How do you decolonize a childhood? It has been something I have come to think about on a regular basis as I raise my son here. For me, reaching a new consciousness and realizing how crucial it is to preserve and reclaim my indigenous history came later than I would have liked. Understanding that our people were deserving of certain political and cultural considerations didn’t resonate until I got older. In short, knowing and understanding, deep within my bones, that my ancestry was as valid as my occupier’s didn’t hit home right away. But when it did, it felt as if everything I knew was stripped away, which was, at times, kind of painful. When you’re a mother, you want to safeguard your child from unnecessary pain in any way you know how.
Don’t get me wrong; I was raised to be proud of my heritage and to value life as a Chamorro, but my childhood was also flooded with half-narratives of our people’s history, normalized occupation and images of warfare, and ideas that somehow watered down the importance of learning my native language. It was not because my parents did anything wrong or forgot to do something right; it was because they were doing what they knew how to do. They were teaching me what they felt was important in order for me to have a good life. As children of people who emerged from concentration camps and slipped into American occupation, it was important to teach their children how to assimilate into American culture. During their time (and their parent’s time), an excellent command of English, pride in the American historical narrative, and a willingness to “forget” certain things paved the way toward social acceptance and sometimes, financial success.
In many ways, if not most ways, this is still true on Guam. We are, after all, still under American occupation. Knowing how to move forward and thrive under your circumstance is still an important skill that I am grateful to have had instilled within me. BUT, I also recognize that with each generation, we make small adjustments to spare our children from heartache, give them more confidence, and push them into adulthood more “complete” than we felt we may have been.
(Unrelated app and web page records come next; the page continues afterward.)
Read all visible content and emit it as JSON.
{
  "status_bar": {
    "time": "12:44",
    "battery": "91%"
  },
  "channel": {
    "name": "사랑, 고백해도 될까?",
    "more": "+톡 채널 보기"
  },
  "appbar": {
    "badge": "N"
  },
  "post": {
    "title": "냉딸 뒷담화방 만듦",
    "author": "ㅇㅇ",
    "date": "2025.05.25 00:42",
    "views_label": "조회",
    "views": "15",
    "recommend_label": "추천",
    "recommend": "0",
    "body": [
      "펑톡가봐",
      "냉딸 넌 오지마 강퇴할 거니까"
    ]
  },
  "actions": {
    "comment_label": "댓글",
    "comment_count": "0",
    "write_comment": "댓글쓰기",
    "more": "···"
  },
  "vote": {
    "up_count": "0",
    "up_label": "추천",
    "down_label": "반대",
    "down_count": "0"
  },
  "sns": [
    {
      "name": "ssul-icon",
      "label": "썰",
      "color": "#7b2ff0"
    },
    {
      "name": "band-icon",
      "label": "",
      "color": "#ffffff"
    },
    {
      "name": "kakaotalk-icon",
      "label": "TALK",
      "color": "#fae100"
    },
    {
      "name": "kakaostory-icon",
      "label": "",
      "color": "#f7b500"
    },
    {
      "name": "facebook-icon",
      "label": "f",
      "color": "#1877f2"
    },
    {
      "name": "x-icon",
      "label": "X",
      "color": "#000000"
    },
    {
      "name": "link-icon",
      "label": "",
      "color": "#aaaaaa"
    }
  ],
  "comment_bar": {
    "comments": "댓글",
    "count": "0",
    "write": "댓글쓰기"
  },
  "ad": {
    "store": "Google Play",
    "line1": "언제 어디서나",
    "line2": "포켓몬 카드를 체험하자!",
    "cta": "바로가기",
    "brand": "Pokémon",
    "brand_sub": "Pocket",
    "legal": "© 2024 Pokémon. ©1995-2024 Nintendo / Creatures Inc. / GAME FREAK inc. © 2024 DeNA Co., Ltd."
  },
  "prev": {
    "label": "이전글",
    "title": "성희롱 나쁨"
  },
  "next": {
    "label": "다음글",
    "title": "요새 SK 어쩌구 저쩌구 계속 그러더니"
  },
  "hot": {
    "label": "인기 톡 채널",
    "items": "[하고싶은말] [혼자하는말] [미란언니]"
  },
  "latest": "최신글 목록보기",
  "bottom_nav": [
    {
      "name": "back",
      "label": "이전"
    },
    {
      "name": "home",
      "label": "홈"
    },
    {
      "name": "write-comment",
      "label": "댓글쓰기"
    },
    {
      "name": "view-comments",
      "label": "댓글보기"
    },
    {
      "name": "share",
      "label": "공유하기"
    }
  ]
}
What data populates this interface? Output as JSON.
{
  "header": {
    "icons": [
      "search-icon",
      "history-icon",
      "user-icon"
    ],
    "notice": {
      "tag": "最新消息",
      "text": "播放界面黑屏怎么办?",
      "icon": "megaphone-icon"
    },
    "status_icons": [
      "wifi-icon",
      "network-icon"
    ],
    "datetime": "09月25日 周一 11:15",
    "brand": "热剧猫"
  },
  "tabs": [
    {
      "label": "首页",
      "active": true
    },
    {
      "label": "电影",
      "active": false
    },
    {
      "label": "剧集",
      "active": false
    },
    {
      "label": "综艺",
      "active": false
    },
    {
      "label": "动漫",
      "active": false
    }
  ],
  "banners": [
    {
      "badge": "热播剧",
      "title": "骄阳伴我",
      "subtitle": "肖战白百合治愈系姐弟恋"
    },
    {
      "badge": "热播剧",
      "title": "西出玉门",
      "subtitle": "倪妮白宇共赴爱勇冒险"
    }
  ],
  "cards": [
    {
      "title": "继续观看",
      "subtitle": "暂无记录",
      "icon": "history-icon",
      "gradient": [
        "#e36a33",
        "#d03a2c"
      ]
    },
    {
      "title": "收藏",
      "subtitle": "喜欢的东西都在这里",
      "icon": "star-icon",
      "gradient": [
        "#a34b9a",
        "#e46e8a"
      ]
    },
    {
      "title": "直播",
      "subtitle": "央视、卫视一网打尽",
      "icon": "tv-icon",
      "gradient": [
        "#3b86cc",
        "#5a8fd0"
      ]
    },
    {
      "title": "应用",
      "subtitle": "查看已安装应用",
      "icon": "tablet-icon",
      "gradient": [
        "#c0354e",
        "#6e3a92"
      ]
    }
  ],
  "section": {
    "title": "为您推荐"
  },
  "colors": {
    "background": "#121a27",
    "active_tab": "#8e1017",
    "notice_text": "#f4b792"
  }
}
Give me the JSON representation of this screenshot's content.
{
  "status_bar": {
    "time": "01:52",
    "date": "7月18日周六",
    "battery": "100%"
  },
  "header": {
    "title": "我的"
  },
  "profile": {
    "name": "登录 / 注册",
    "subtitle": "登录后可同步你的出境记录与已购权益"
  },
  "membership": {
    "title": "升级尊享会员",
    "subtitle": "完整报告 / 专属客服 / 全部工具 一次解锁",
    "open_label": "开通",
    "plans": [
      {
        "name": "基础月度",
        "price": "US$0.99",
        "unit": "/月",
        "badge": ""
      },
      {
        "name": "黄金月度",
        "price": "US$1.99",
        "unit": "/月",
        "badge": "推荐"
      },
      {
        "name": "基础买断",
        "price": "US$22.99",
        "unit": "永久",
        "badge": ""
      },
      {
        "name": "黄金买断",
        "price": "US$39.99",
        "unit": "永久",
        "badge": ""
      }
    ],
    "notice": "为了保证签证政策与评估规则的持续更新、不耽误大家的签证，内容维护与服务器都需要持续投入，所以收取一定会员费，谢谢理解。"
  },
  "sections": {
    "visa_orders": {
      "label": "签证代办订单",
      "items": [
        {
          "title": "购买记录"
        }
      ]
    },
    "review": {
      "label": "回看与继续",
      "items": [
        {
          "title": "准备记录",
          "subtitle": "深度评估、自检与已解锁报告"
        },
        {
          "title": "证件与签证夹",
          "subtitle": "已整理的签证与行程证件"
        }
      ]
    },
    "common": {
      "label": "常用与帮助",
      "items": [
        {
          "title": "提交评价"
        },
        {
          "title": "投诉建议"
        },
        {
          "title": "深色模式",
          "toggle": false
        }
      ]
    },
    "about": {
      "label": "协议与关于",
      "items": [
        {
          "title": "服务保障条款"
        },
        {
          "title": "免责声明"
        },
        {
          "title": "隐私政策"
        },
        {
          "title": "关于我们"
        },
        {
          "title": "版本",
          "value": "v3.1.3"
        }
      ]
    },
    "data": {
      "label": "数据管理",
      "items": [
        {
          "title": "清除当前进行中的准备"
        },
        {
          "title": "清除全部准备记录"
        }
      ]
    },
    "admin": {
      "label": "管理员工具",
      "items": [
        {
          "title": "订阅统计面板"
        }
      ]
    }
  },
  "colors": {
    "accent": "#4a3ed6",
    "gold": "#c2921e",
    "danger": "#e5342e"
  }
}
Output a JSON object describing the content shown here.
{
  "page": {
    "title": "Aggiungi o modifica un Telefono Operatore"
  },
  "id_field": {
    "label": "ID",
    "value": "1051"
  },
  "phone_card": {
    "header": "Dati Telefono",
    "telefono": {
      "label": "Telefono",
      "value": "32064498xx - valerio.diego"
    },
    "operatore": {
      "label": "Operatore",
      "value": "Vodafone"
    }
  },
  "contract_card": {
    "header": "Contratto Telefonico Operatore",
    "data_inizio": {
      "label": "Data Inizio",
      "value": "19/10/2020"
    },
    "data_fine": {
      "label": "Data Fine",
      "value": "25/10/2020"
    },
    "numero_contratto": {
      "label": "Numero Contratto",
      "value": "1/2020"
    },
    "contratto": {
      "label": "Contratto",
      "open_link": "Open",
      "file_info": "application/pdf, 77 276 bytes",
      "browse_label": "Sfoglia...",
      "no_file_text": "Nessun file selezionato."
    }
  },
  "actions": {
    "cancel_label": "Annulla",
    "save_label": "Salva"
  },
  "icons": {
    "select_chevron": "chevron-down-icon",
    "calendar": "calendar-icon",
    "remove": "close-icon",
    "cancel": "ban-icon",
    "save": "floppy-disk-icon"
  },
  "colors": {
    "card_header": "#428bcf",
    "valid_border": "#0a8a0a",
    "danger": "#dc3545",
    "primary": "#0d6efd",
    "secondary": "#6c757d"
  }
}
The collective consciousness of a people shifts and evolves. I am happy to see the direction Chamoru consciousness has been moving lately. When I read about the things many young adults from Guam are doing (both on and off-island), it makes me excited about the experiences and opportunities Vicente will have as he matures into a Chamoru man.
I still feel that books are one of the most powerful ways to instill interest and pride within my son. I probably feel this way because books were such a huge part of my childhood. If you read my last entry, then you know what great lengths I went to in order to secure books for myself.
One year, my maternal grandmother presented me with a huge stack of thin, black and white children’s books printed on cheap paper. They were Chamorro children’s books used by the Guam Department of Education within their Chamorro classes. I fondly remember reading them with my father. I remember feeling very excited when he’d compliment me on my pronunciation or if I understood a word. They were a very special set of books because they were rare. Do you know how hard it is to find a Chamorro children’s book sometimes? Luckily, progress is being made here.
Last week, I wrote about a book that I felt attached to. This week I want to share with you about a Chamorro children’s book that Vicente loves. It’s also easy to find in local bookstores or online. Månnge’ Manhoben: Kin’s Day at the Ranch, by Christine Restuvog Quinata (Illustrated by Tanya Robinson) is one of Vicente’s favorite books. It’s the second of Quinata’s Månnge’ Manhoben collection. We have both books, but Vicente is most excited about this one. The reason I love the Månnge’ Manhoben books is because in addition to having a very “current” feel, they’re well made. When I was a little girl, CHamoru children’s books were often black and white, easy to break, and while the content was wonderful, they were just too easy for an aguaguat child to destroy. Vicente is sometimes called, Typhoon Tentee, so you can probably guess what it’s like once he gets his hands on something. The Månnge’ Manhoben books are printed on a sturdy cardboard and the illustrations are bright, cute, and fun. They make kids laugh.
Vicente is a little rancher. He loves going to his Papa’s ranch. He is really impressed by my mom’s brother, who likes to hunt and fish; and nothing is more exciting to Vicente than a binådu. When we read this book, he gets very worked up, shouting out the animal names and making animal noises. I think having fun children’s books, like Quinata’s, that center around life on Guam are so important. The book is set on Guam, at a ranch. That’s exactly what Vicente does! It’s not set in some stateside park or European garden, which he might have to try harder to relate to. Having a book written for you, as a child, is a very special thing. I think that many Western parents can take it for granted as they read their kids children’s books. When you’re a little kid growing up on Guam and you’re read books that are set in the states, you absorb them differently. There is something magical about a child immediately connecting his real life experience to the one being read about. It’s exciting for them! It’s motivating.
So, if you are a Chamoru mother who has yet to put one of Quinata’s books on your neni’s bookshelf, I highly recommend doing so. I haven’t met a child in my family who hasn’t enjoyed the book.